Aim of the exercise:
What lines of the material below include the string "that"? Copy all of them.

Input material:
- - -
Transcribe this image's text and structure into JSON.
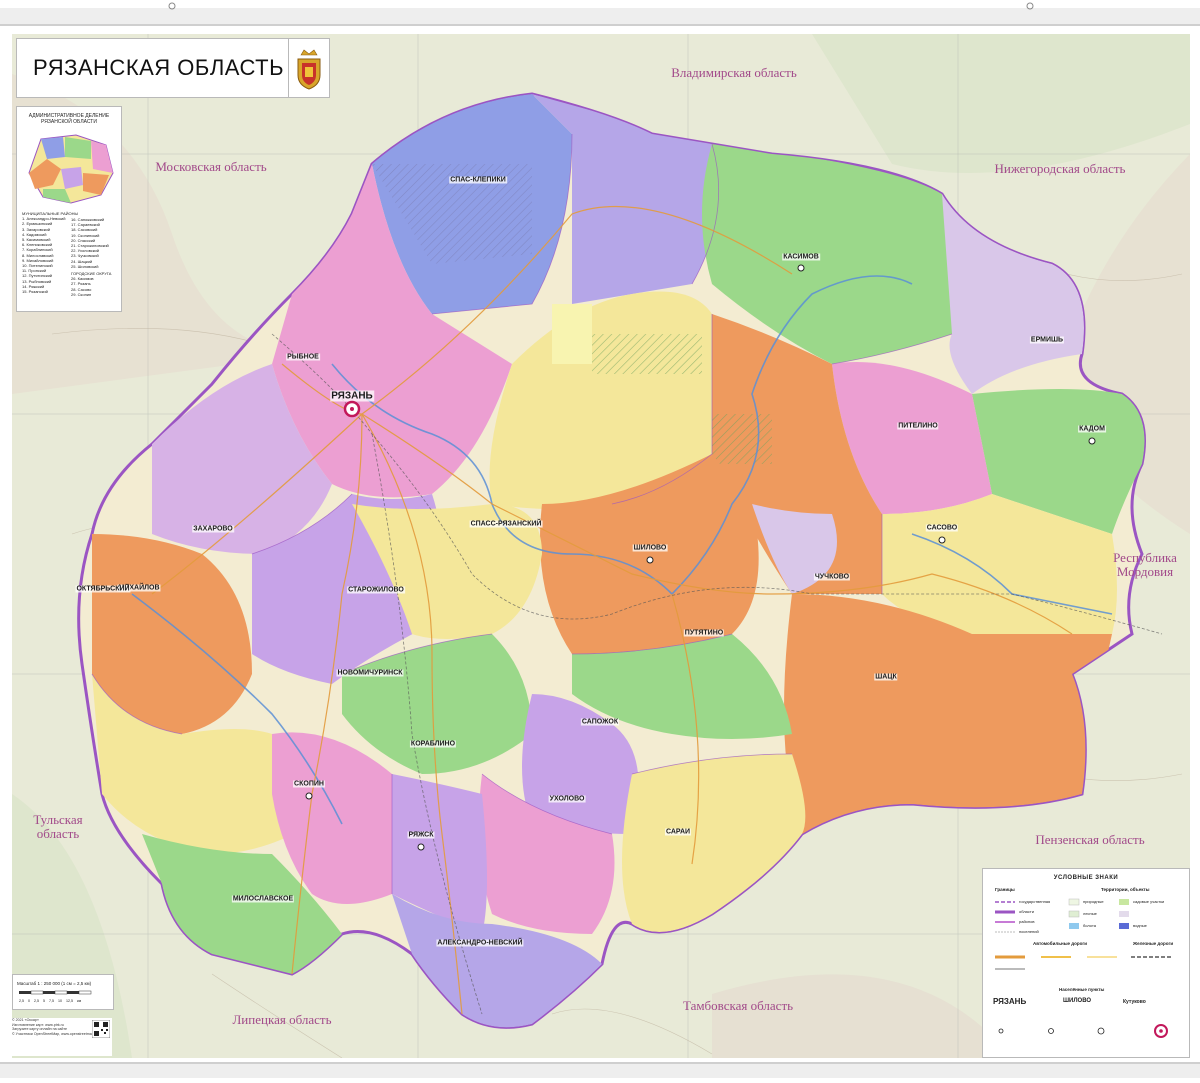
{
  "title": "РЯЗАНСКАЯ ОБЛАСТЬ",
  "inset": {
    "heading": "АДМИНИСТРАТИВНОЕ ДЕЛЕНИЕ РЯЗАНСКОЙ ОБЛАСТИ",
    "col1_header": "МУНИЦИПАЛЬНЫЕ РАЙОНЫ",
    "col1": [
      "1. Александро-Невский",
      "2. Ермишинский",
      "3. Захаровский",
      "4. Кадомский",
      "5. Касимовский",
      "6. Клепиковский",
      "7. Кораблинский",
      "8. Милославский",
      "9. Михайловский",
      "10. Пителинский",
      "11. Пронский",
      "12. Путятинский",
      "13. Рыбновский",
      "14. Ряжский",
      "15. Рязанский"
    ],
    "col2": [
      "16. Сапожковский",
      "17. Сараевский",
      "18. Сасовский",
      "19. Скопинский",
      "20. Спасский",
      "21. Старожиловский",
      "22. Ухоловский",
      "23. Чучковский",
      "24. Шацкий",
      "25. Шиловский"
    ],
    "col2_header": "ГОРОДСКИЕ ОКРУГА",
    "col2b": [
      "26. Касимов",
      "27. Рязань",
      "28. Сасово",
      "29. Скопин"
    ]
  },
  "neighbors": [
    {
      "name": "Владимирская область"
    },
    {
      "name": "Московская область"
    },
    {
      "name": "Нижегородская область"
    },
    {
      "name": "Республика Мордовия"
    },
    {
      "name": "Тульская область"
    },
    {
      "name": "Пензенская область"
    },
    {
      "name": "Тамбовская область"
    },
    {
      "name": "Липецкая область"
    }
  ],
  "cities": [
    {
      "name": "РЯЗАНЬ",
      "capital": true
    },
    {
      "name": "КАСИМОВ"
    },
    {
      "name": "САСОВО"
    },
    {
      "name": "СКОПИН"
    },
    {
      "name": "РЫБНОЕ"
    },
    {
      "name": "СПАСС-РЯЗАНСКИЙ"
    },
    {
      "name": "ШИЛОВО"
    },
    {
      "name": "РЯЖСК"
    },
    {
      "name": "НОВОМИЧУРИНСК"
    },
    {
      "name": "КОРАБЛИНО"
    },
    {
      "name": "САПОЖОК"
    },
    {
      "name": "САРАИ"
    },
    {
      "name": "ШАЦК"
    },
    {
      "name": "МИХАЙЛОВ"
    },
    {
      "name": "СПАС-КЛЕПИКИ"
    },
    {
      "name": "КАДОМ"
    },
    {
      "name": "ЧУЧКОВО"
    },
    {
      "name": "ПУТЯТИНО"
    },
    {
      "name": "УХОЛОВО"
    },
    {
      "name": "СТАРОЖИЛОВО"
    },
    {
      "name": "МИЛОСЛАВСКОЕ"
    },
    {
      "name": "АЛЕКСАНДРО-НЕВСКИЙ"
    },
    {
      "name": "ЗАХАРОВО"
    },
    {
      "name": "ПИТЕЛИНО"
    },
    {
      "name": "ЕРМИШЬ"
    },
    {
      "name": "ОКТЯБРЬСКИЙ"
    }
  ],
  "legend": {
    "title": "УСЛОВНЫЕ ЗНАКИ",
    "borders": "Границы",
    "territories": "Территории, объекты",
    "roads": "Автомобильные дороги",
    "rail": "Железные дороги",
    "settlements": "Населённые пункты",
    "sample_big": "РЯЗАНЬ",
    "sample_mid": "ШИЛОВО",
    "sample_small": "Кутуково",
    "items_left": [
      "государственная",
      "области",
      "районов",
      "поселений"
    ],
    "items_right": [
      "природные",
      "лесные",
      "садовые участки",
      "водные",
      "болота"
    ]
  },
  "scale": {
    "text": "Масштаб 1 : 250 000   (1 см = 2,5 км)",
    "ticks": [
      "2,5",
      "0",
      "2,5",
      "5",
      "7,5",
      "10",
      "12,5 км"
    ]
  },
  "footer": [
    "© 2021 «Оскар»",
    "Изготовление карт: www.ptrk.ru",
    "Загрузите карту онлайн на сайте",
    "© Участники OpenStreetMap, www.openstreetmap.org"
  ],
  "colors": {
    "purple": "#c7a3e8",
    "orange": "#ee9a5e",
    "green": "#9bd88a",
    "yellow": "#f4e79a",
    "pink": "#ec9fd2",
    "lilac": "#b5a6e8",
    "blue": "#8f9ee6",
    "lightgreen": "#c6e7a6",
    "neighbor": "#e8ead7",
    "border": "#9b55c3"
  }
}
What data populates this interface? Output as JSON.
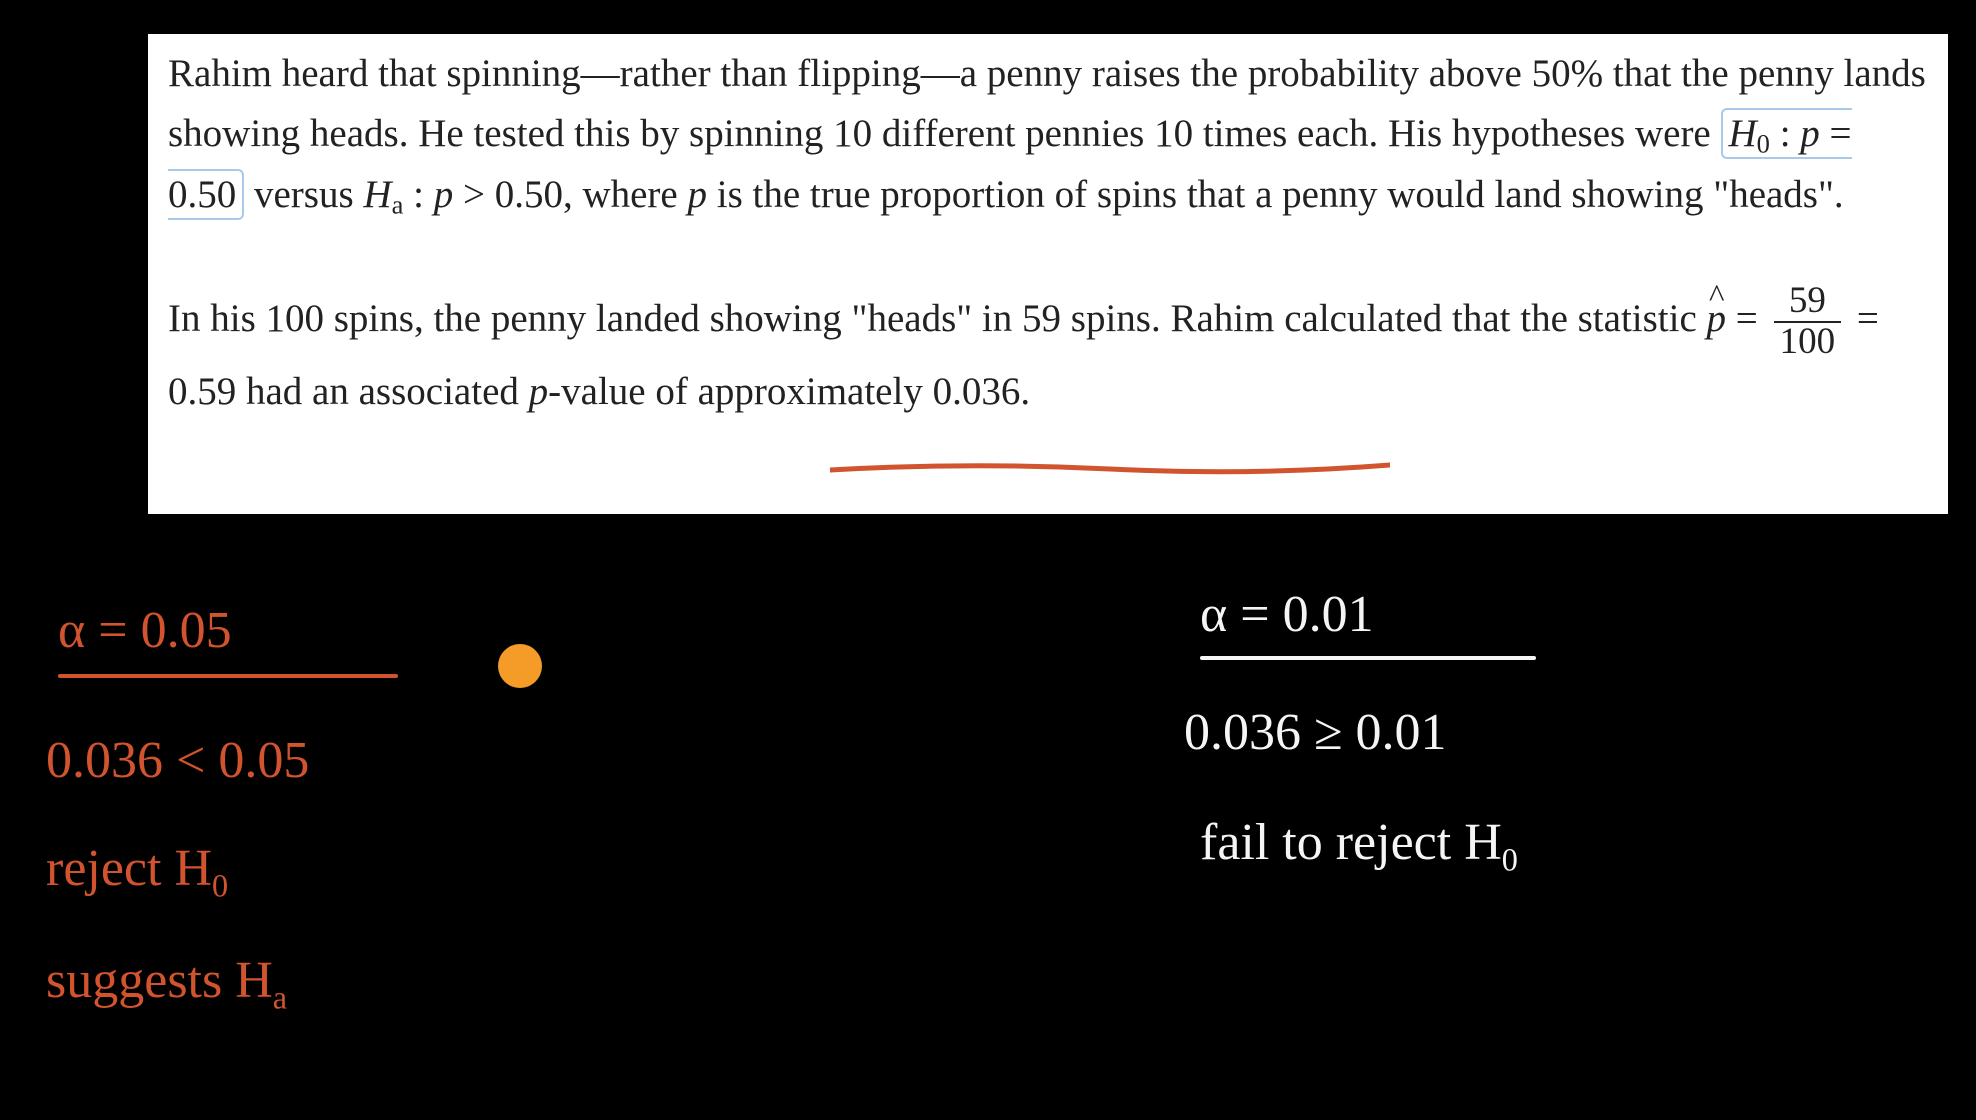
{
  "problem": {
    "para1_a": "Rahim heard that spinning—rather than flipping—a penny raises the probability above ",
    "fifty_pct": "50%",
    "para1_b": " that the penny lands showing heads. He tested this by spinning ",
    "ten_a": "10",
    "para1_c": " different pennies ",
    "ten_b": "10",
    "para1_d": " times each. His hypotheses were ",
    "h0_lhs": "H",
    "h0_sub": "0",
    "h0_colon": " : ",
    "p_var": "p",
    "eq": " = ",
    "pval050": "0.50",
    "versus": " versus ",
    "ha_lhs": "H",
    "ha_sub": "a",
    "gt": " > ",
    "pval050b": "0.50",
    "para1_e": ", where ",
    "para1_f": " is the true proportion of spins that a penny would land showing \"heads\".",
    "para2_a": "In his ",
    "hundred": "100",
    "para2_b": " spins, the penny landed showing \"heads\" in ",
    "fiftynine": "59",
    "para2_c": " spins. Rahim calculated that the statistic ",
    "phat": "p",
    "eq2": " = ",
    "frac_num": "59",
    "frac_den": "100",
    "eq3": " = ",
    "phat_val": "0.59",
    "para2_d": " had an associated ",
    "pvalue_word": "p",
    "para2_e": "-value of approximately ",
    "pvalue_num": "0.036",
    "period": "."
  },
  "left": {
    "alpha_line": "α = 0.05",
    "compare": "0.036 < 0.05",
    "reject_a": "reject H",
    "reject_sub": "0",
    "suggests_a": "suggests H",
    "suggests_sub": "a"
  },
  "right": {
    "alpha_line": "α = 0.01",
    "compare": "0.036 ≥ 0.01",
    "fail_a": "fail to reject H",
    "fail_sub": "0"
  }
}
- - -
Task output:
    "para1_a": "Rahim heard that spinning—rather than flipping—a penny raises the probability above ",
    "para1_b": " that the penny lands showing heads. He tested this by spinning ",
    "para1_f": " is the true proportion of spins that a penny would land showing \"heads\".",
    "para2_c": " spins. Rahim calculated that the statistic ",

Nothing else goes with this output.